====== Given records ======

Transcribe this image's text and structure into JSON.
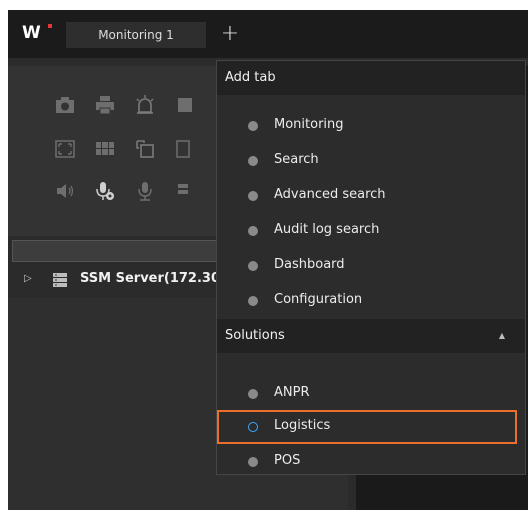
{
  "app": {
    "logo_text": "W",
    "tab_label": "Monitoring 1",
    "add_tab_symbol": "+"
  },
  "tree": {
    "server_label": "SSM Server(172.30"
  },
  "dropdown": {
    "header": "Add tab",
    "items": [
      "Monitoring",
      "Search",
      "Advanced search",
      "Audit log search",
      "Dashboard",
      "Configuration"
    ],
    "section_label": "Solutions",
    "solutions": [
      "ANPR",
      "Logistics",
      "POS"
    ],
    "selected": "Logistics"
  },
  "colors": {
    "highlight_border": "#e8702a",
    "selected_ring": "#3ba7ff",
    "logo_dot": "#e53935"
  }
}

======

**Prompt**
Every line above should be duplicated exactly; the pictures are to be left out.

**Your solution**
Transcribe this image's text and structure into JSON.
{
  "app": {
    "logo_text": "W",
    "tab_label": "Monitoring 1",
    "add_tab_symbol": "+"
  },
  "tree": {
    "server_label": "SSM Server(172.30"
  },
  "dropdown": {
    "header": "Add tab",
    "items": [
      "Monitoring",
      "Search",
      "Advanced search",
      "Audit log search",
      "Dashboard",
      "Configuration"
    ],
    "section_label": "Solutions",
    "solutions": [
      "ANPR",
      "Logistics",
      "POS"
    ],
    "selected": "Logistics"
  },
  "colors": {
    "highlight_border": "#e8702a",
    "selected_ring": "#3ba7ff",
    "logo_dot": "#e53935"
  }
}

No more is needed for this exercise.